Composer Institute Blog: Post #3

Composer Institute Blog: Post #3

I’ve just returned to my room after a brief breakfast with Mike Boyman and Michael Foumai before they head to the airport. Judy was supposed to join us, but I hope she is sleeping and having an awesome dream about tigers. Mike and I both looked a bit scraggly because we could barely sleep last night after the concert–our minds were still spinning. After such an intense and amazing week, we are all happy and exhausted. 

Leading up to last night’s concert, we were immersed in rehearsals with the orchestra. The first was a quick run of all of the pieces, followed by a more intensive working rehearsal, then a final session to fix last minute details. However, casually listing that in one sentence really does not do justice to the density of information and music-making that happened over the last few days. We set up camp in Orchestra Hall, surrounded by coats and piles of each other’s scores. As the musicians quickly picked up our technical instructions, they gradually began to understand our poetic intentions as well. I was impressed by the extremely efficient pace of the rehearsal and how quickly it all came together. Moreover, this underscored the importance of the composers’ job to communicate with clarity both verbally and in our written materials. 

Throughout the process, we each had the privilege of meeting individually with Maestro Osmo Vänskä. We spoke about specific concerns in our pieces and discussed more general topics about writing for the orchestra. One point that came up frequently was the issue of balance within and between the instrumental families–proving how crucial it is for a composer to have a strong inner ear. While he was accommodating with our rookie mistakes, it was also very clear that he approached our pieces with the same focus as he would Sibelius or Beethoven. The same could be said for all of the musicians. It felt validating to be taken so seriously, and yet humbling to experience their knowledge of the repertoire and the depth of commitment to their roles in the orchestra.

Nothing brings a group of composers together more than anxiety about an upcoming concert. Throw in some public speaking engagements and there will probably be some life-long friendships in the making. We had all kinds of practice with this important skill: in front of cameras, with microphones, in small groups, as well as an entire hall full of people. In spite of the nerves, I was proud that we successfully communicated about ourselves, our music and the work of being a composer. It has been incredibly fun to get to know the other composers over beers and laughs, then to see each person’s little quirks peeking through the more packaged-up formal remarks and responses. And of course, I learned many lessons from my colleagues’ musical viewpoints and am so inspired by each work’s specific strengths. I’ve grown to love all of the pieces and will have them playing in my head over at least the next few days. 

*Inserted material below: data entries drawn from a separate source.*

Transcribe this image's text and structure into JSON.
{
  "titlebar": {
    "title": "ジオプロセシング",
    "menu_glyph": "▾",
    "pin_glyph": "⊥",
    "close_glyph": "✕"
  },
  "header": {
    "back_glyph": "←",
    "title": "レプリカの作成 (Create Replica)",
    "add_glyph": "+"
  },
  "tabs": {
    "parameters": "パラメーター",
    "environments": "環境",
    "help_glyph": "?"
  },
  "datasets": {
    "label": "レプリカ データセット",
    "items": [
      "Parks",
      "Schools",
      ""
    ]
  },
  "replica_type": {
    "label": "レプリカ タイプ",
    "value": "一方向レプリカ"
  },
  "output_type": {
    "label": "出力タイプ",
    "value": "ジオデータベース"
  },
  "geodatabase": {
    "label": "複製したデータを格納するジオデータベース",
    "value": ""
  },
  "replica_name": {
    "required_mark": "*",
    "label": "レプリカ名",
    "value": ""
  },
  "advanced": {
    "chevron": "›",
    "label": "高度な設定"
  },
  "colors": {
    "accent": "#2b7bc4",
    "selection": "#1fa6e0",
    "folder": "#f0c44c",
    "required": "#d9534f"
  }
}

As for the concert itself, we could not have asked for a better performance or a more interested audience. All of the pieces shone uniquely and I could see and hear the accumulation of effort and passion that grew from the first rehearsal onward. It is rare for an orchestra to reach the point of interpretation with brand new music, much less seven pieces on the same program! On top of that, we were buoyed by a hall full of people who were responsive listeners and curious about our work. The entire evening was a thrilling experience and one that I will definitely cherish. 

As I wrap up this very short blog series, I would like to thank Kevin Puts for his guidance and mentoring, Frank Oteri for his lovely presence and cheering us on, and all of the American Composers Forum and Minnesota Orchestra staff for facilitating the week. The composers are particularly grateful to Mele Willis for managing our activities and being so supportive of us. I also want to publicly send love to my colleagues and friends: Katie, Mike, Judy, Michael, Conrad and Phil. This week has reaffirmed for me that music requires making broad connections to be successful and impactful— from the administrators and staff, conductor, composers and musicians, to the audience members. As I return to Kansas with a stack of new CDs and wonderful memories, I hope to always keep in mind the strong sense of community surrounding the Minnesota Orchestra and this particular institute. 

Read Tonia's first blog entry »

Read Tonia's second blog entry »

The Minnesota Orchestra Composer Institute »

Future Classics details & tickets »


Thank you, Tonia, for sharing your experience during this year's Minnesota Orchestra Composer Institute!


 

Tonia Ko